And then there’s Mass Effect 2, which took those niggling issues with the first and made it more streamlined, concise and accomplished, with a story to back it up and a real importance of trust and the bond between your team. The bigger scale of the story didn’t detract the simple, powerful backbone of the game and those final moments of Mass Effect 2 where you panic, endlessly, about the fate of your team prove this.
Mass Effect 3 takes the best elements of both games and puts them together. It has the epic scale of ME2, times 10, with the very galaxy in the balance. It remembers every bond you made with every character over the series, whether positive or negative, and uses it. It looks back sadly and sweetly at the lives that have been lost in the games, memorialising them and showing that their plight, Shepard’s plight, and everything the characters of the Mass Effect games have come to this particular point when you must fight for what you believe and stand up for what you care about. It takes everything from mission structure to character integration and perfectly encapsulates the best of gaming.
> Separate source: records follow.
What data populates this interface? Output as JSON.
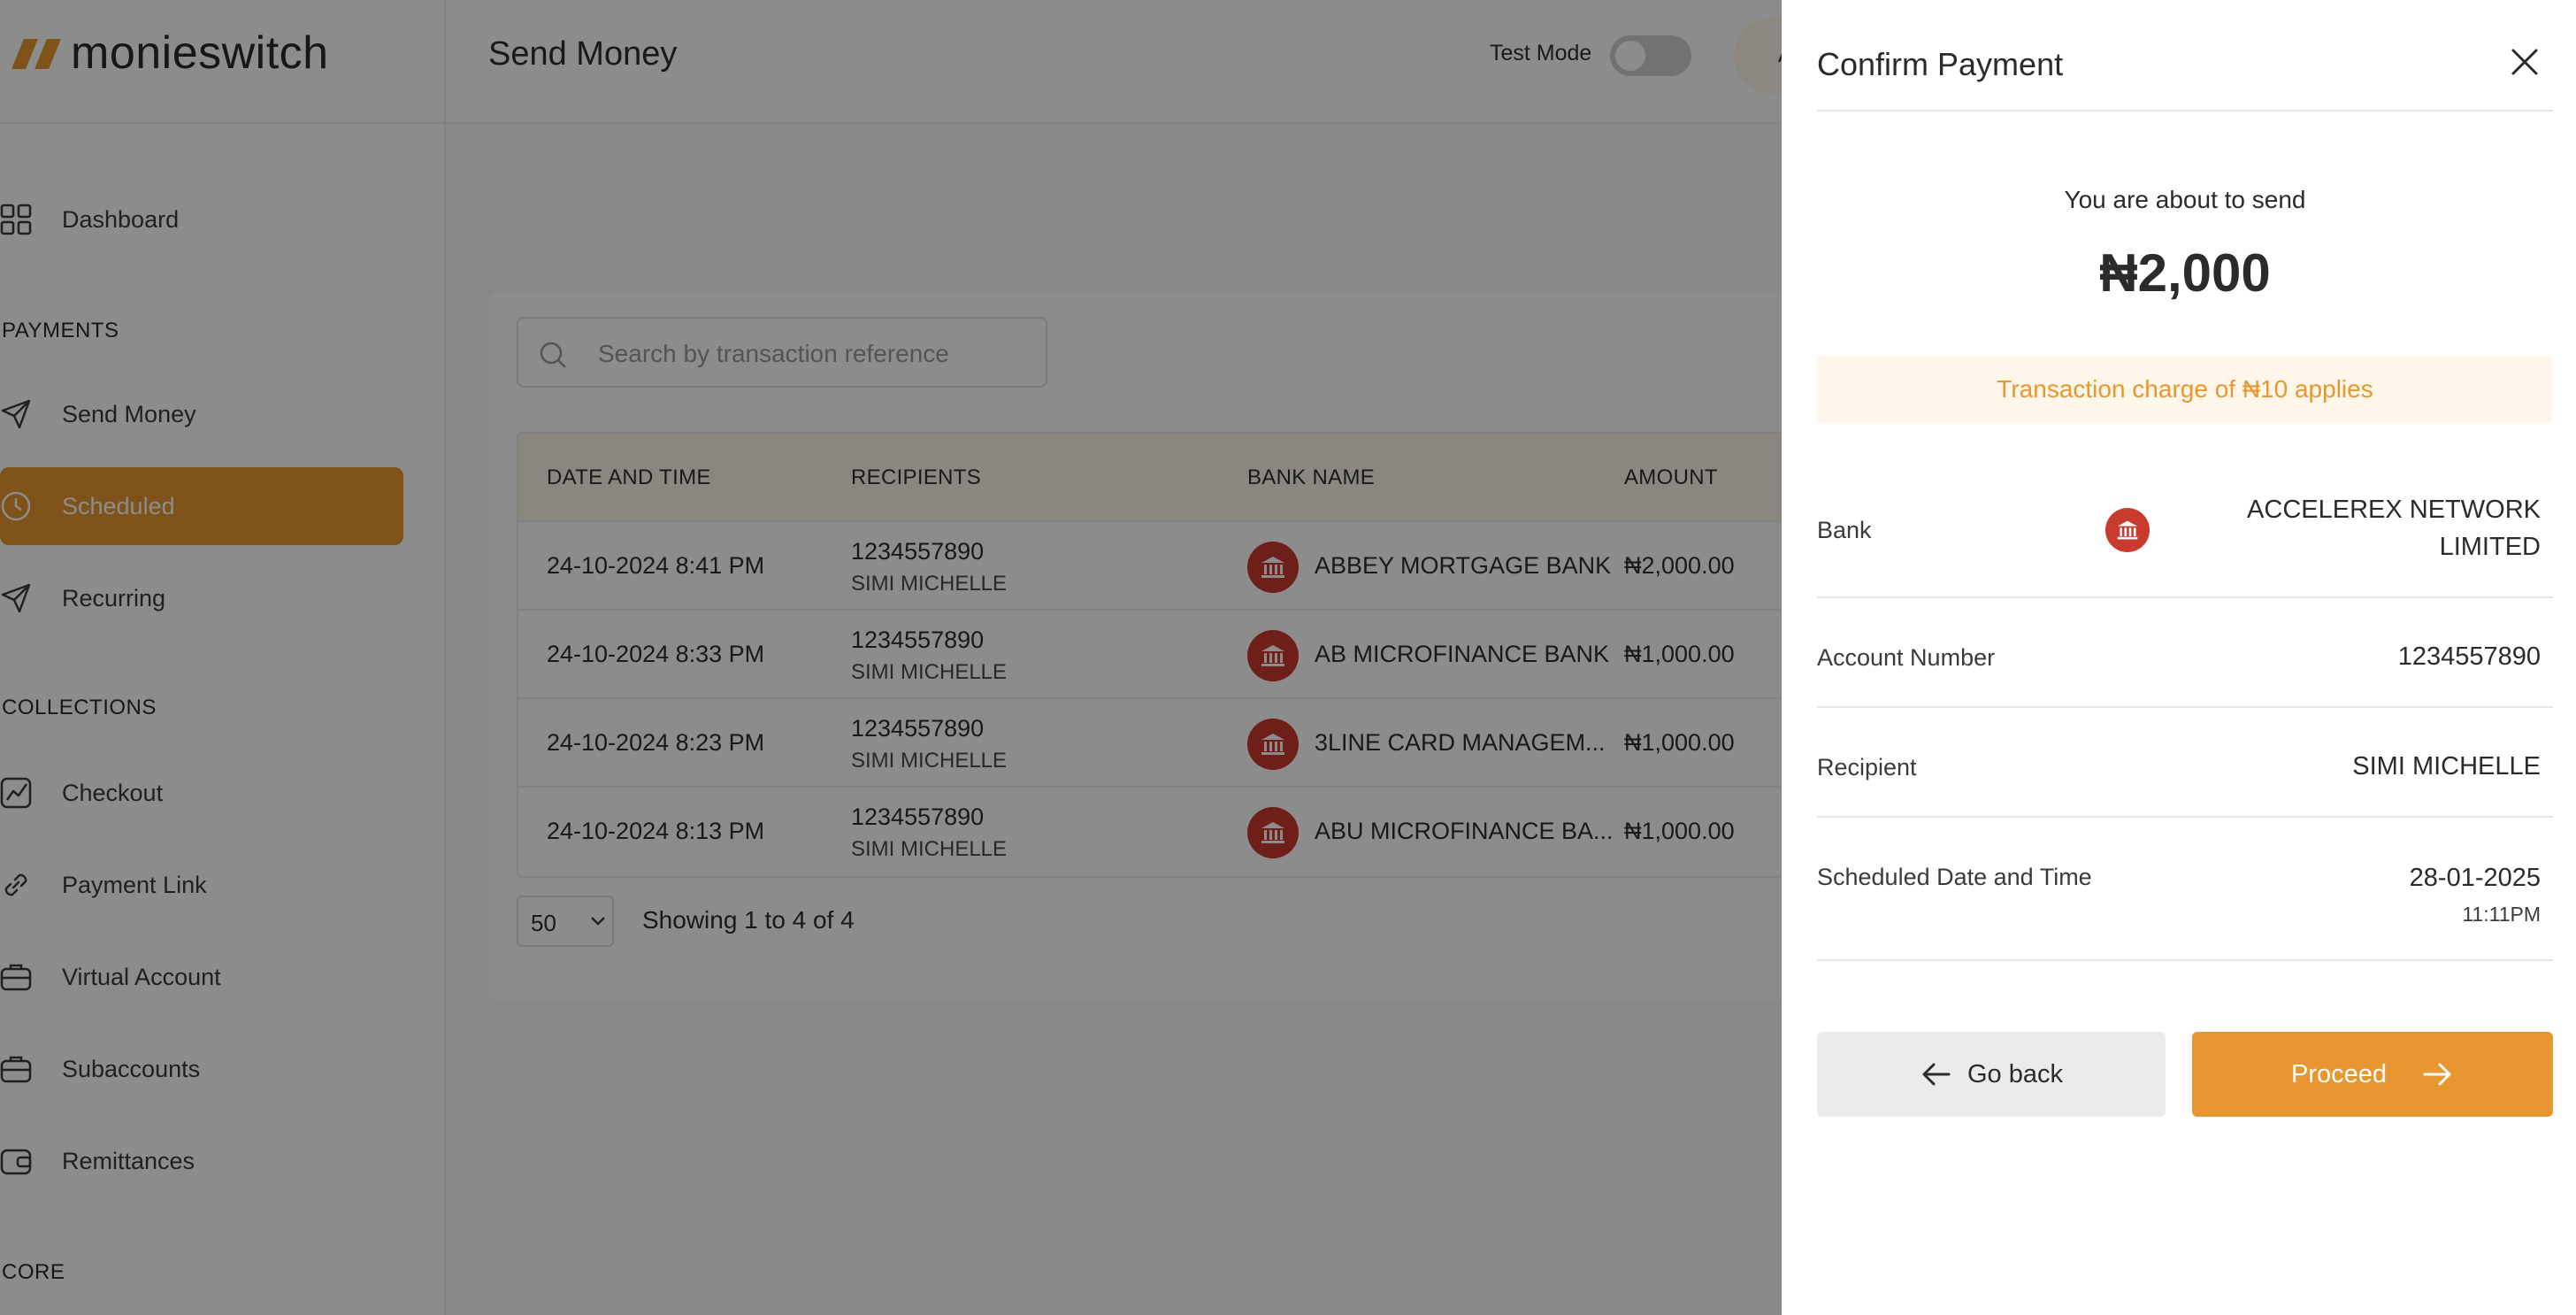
{
  "app": {
    "brand": "monieswitch",
    "accent_color": "#e8962f",
    "bank_icon_color": "#c93a2f"
  },
  "sidebar": {
    "items": [
      {
        "label": "Dashboard",
        "icon": "grid-icon"
      },
      {
        "label": "Send Money",
        "icon": "send-icon"
      },
      {
        "label": "Scheduled",
        "icon": "clock-icon",
        "active": true
      },
      {
        "label": "Recurring",
        "icon": "send-icon"
      },
      {
        "label": "Checkout",
        "icon": "chart-icon"
      },
      {
        "label": "Payment Link",
        "icon": "link-icon"
      },
      {
        "label": "Virtual Account",
        "icon": "briefcase-icon"
      },
      {
        "label": "Subaccounts",
        "icon": "briefcase-icon"
      },
      {
        "label": "Remittances",
        "icon": "wallet-icon"
      }
    ],
    "sections": {
      "payments": "PAYMENTS",
      "collections": "COLLECTIONS",
      "core": "CORE"
    }
  },
  "header": {
    "title": "Send Money",
    "test_mode_label": "Test Mode",
    "test_mode_on": false,
    "avatar_initial": "A"
  },
  "search": {
    "placeholder": "Search by transaction reference"
  },
  "table": {
    "columns": [
      "DATE AND TIME",
      "RECIPIENTS",
      "BANK NAME",
      "AMOUNT"
    ],
    "rows": [
      {
        "date": "24-10-2024 8:41 PM",
        "account": "1234557890",
        "name": "SIMI MICHELLE",
        "bank": "ABBEY MORTGAGE BANK",
        "amount": "₦2,000.00"
      },
      {
        "date": "24-10-2024 8:33 PM",
        "account": "1234557890",
        "name": "SIMI MICHELLE",
        "bank": "AB MICROFINANCE BANK",
        "amount": "₦1,000.00"
      },
      {
        "date": "24-10-2024 8:23 PM",
        "account": "1234557890",
        "name": "SIMI MICHELLE",
        "bank": "3LINE CARD MANAGEM...",
        "amount": "₦1,000.00"
      },
      {
        "date": "24-10-2024 8:13 PM",
        "account": "1234557890",
        "name": "SIMI MICHELLE",
        "bank": "ABU MICROFINANCE BA...",
        "amount": "₦1,000.00"
      }
    ]
  },
  "pagination": {
    "page_size": "50",
    "info": "Showing 1 to 4 of 4"
  },
  "drawer": {
    "title": "Confirm Payment",
    "about_to_send": "You are about to send",
    "amount": "₦2,000",
    "charge_notice": "Transaction charge of ₦10 applies",
    "bank_label": "Bank",
    "bank_value_line1": "ACCELEREX NETWORK",
    "bank_value_line2": "LIMITED",
    "account_label": "Account Number",
    "account_value": "1234557890",
    "recipient_label": "Recipient",
    "recipient_value": "SIMI MICHELLE",
    "scheduled_label": "Scheduled Date and Time",
    "scheduled_date": "28-01-2025",
    "scheduled_time": "11:11PM",
    "back_label": "Go back",
    "proceed_label": "Proceed"
  }
}
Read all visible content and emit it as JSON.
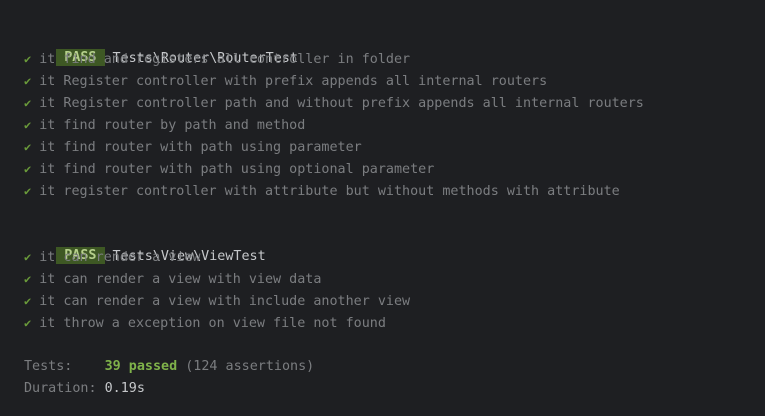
{
  "suites": [
    {
      "status": "PASS",
      "name": "Tests\\Router\\RouterTest",
      "tests": [
        "it find and registers all controller in folder",
        "it Register controller with prefix appends all internal routers",
        "it Register controller path and without prefix appends all internal routers",
        "it find router by path and method",
        "it find router with path using parameter",
        "it find router with path using optional parameter",
        "it register controller with attribute but without methods with attribute"
      ]
    },
    {
      "status": "PASS",
      "name": "Tests\\View\\ViewTest",
      "tests": [
        "it can render a view",
        "it can render a view with view data",
        "it can render a view with include another view",
        "it throw a exception on view file not found"
      ]
    }
  ],
  "check_glyph": "✔",
  "summary": {
    "tests_label": "Tests:",
    "passed": "39 passed",
    "assertions": "(124 assertions)",
    "duration_label": "Duration:",
    "duration": "0.19s"
  },
  "colors": {
    "background": "#1e1f22",
    "badge_bg": "#3e5824",
    "badge_fg": "#b6d08c",
    "pass_green": "#7fb24a",
    "muted_text": "#7b7d80"
  }
}
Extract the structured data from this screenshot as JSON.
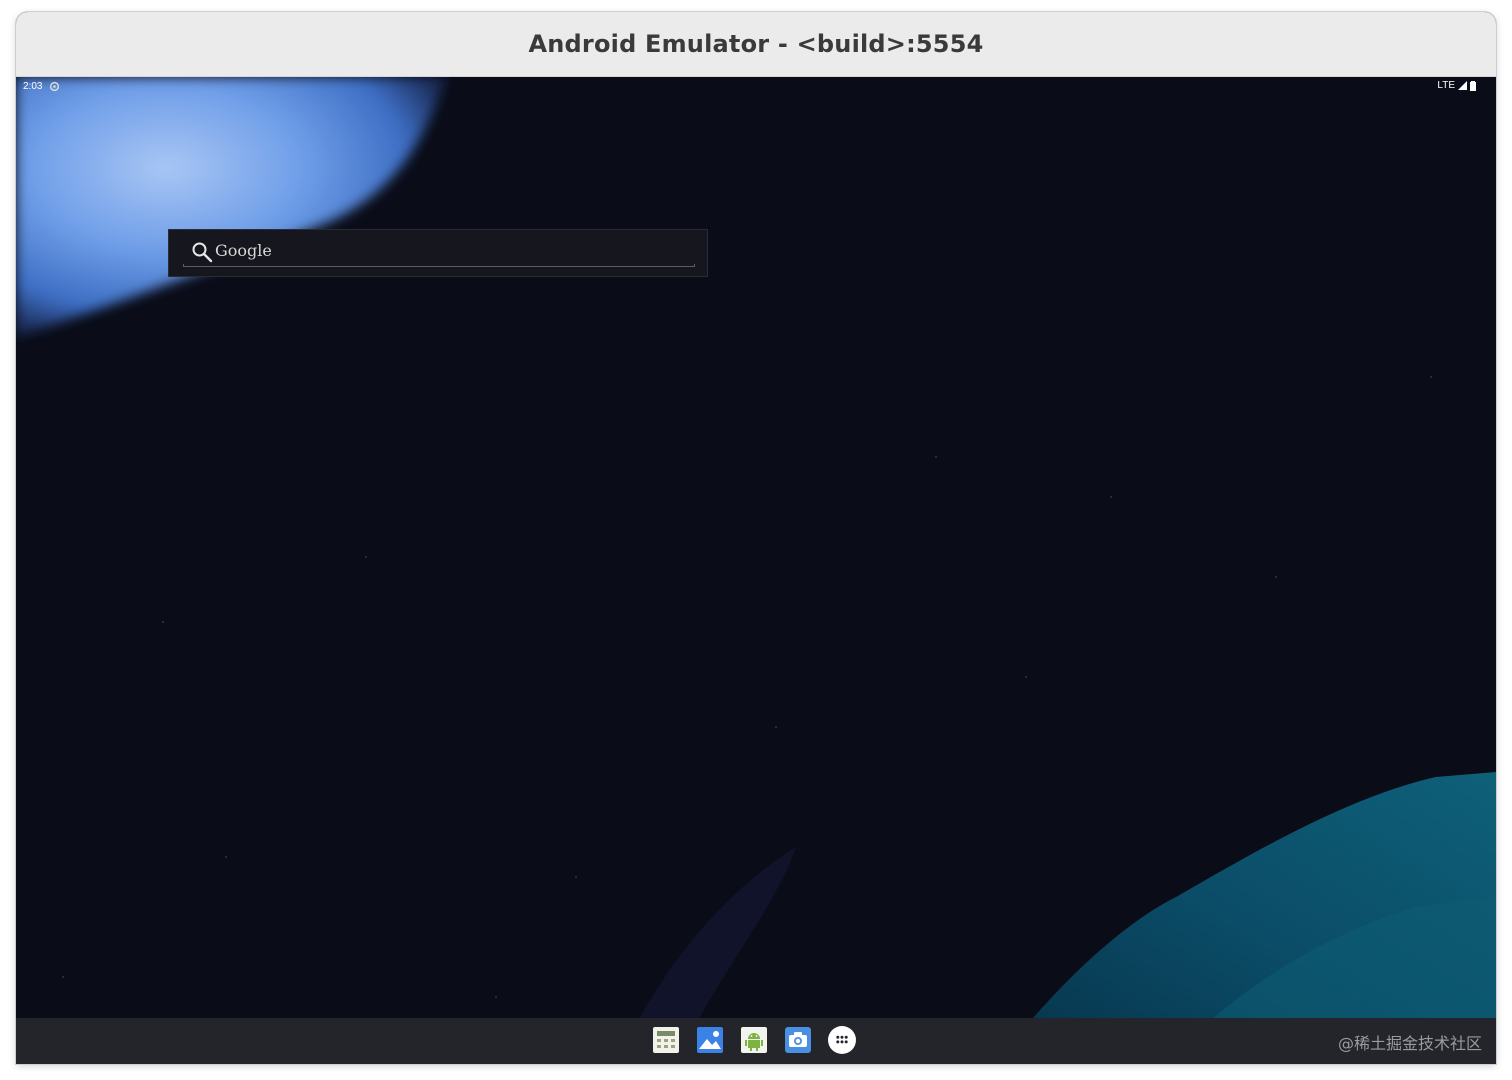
{
  "window": {
    "title": "Android Emulator - <build>:5554"
  },
  "statusbar": {
    "time": "2:03",
    "network": "LTE",
    "settings_icon": "gear-icon",
    "signal_icon": "signal-icon",
    "battery_icon": "battery-icon"
  },
  "search_widget": {
    "label": "Google",
    "icon": "search-icon"
  },
  "dock": {
    "items": [
      {
        "name": "calculator-app-icon",
        "color": "#f2f2e8"
      },
      {
        "name": "gallery-app-icon",
        "color": "#3b82e6"
      },
      {
        "name": "android-app-icon",
        "color": "#7cb342"
      },
      {
        "name": "camera-app-icon",
        "color": "#4a90e2"
      },
      {
        "name": "app-drawer-icon",
        "color": "#ffffff"
      }
    ]
  },
  "watermark": "@稀土掘金技术社区",
  "colors": {
    "titlebar": "#ebebeb",
    "wallpaper": "#0a0c18",
    "taskbar": "#24252b",
    "accent_blue": "#6f9ee8",
    "accent_teal": "#0d5a73"
  }
}
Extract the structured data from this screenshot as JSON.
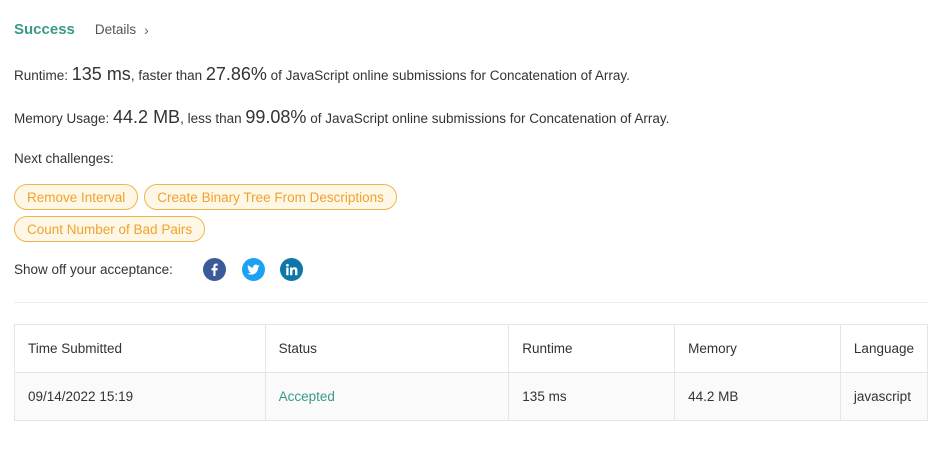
{
  "header": {
    "status": "Success",
    "details_label": "Details",
    "details_chevron": "›"
  },
  "runtime": {
    "label": "Runtime: ",
    "value": "135 ms",
    "comparison": ", faster than ",
    "percent": "27.86%",
    "suffix": " of JavaScript online submissions for Concatenation of Array."
  },
  "memory": {
    "label": "Memory Usage: ",
    "value": "44.2 MB",
    "comparison": ", less than ",
    "percent": "99.08%",
    "suffix": " of JavaScript online submissions for Concatenation of Array."
  },
  "next_challenges": {
    "label": "Next challenges:",
    "items": [
      "Remove Interval",
      "Create Binary Tree From Descriptions",
      "Count Number of Bad Pairs"
    ]
  },
  "share": {
    "label": "Show off your acceptance:",
    "icons": [
      "facebook-icon",
      "twitter-icon",
      "linkedin-icon"
    ]
  },
  "submissions": {
    "columns": [
      "Time Submitted",
      "Status",
      "Runtime",
      "Memory",
      "Language"
    ],
    "rows": [
      {
        "time": "09/14/2022 15:19",
        "status": "Accepted",
        "runtime": "135 ms",
        "memory": "44.2 MB",
        "language": "javascript"
      }
    ]
  },
  "colors": {
    "accent_green": "#3a9a8a",
    "chip_orange": "#f0a22e",
    "facebook": "#3b5a9a",
    "twitter": "#1da1f2",
    "linkedin": "#0e76a8"
  }
}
Basically the game reminds me why I love the series, why I’m glad all those years ago I took a chance on a game I knew nothing about, and why Bioware are so damn good at their jobs. Instead of just making a generic space-based third-person shooter, Bioware have made a truly emotionally gratifying and investing series on par with the finest games and films out there, proving themselves to be in the upper echelon of reasons why games should be considered art. Mass Effect 3, for all its glitches, is the finest send off the series could have.
Writer, gamer, and general all-around awesomeness compressed into human form. Co-founder of Reset Gaming.
Love it or hate it, leave your comments below !
comments powered by Disqus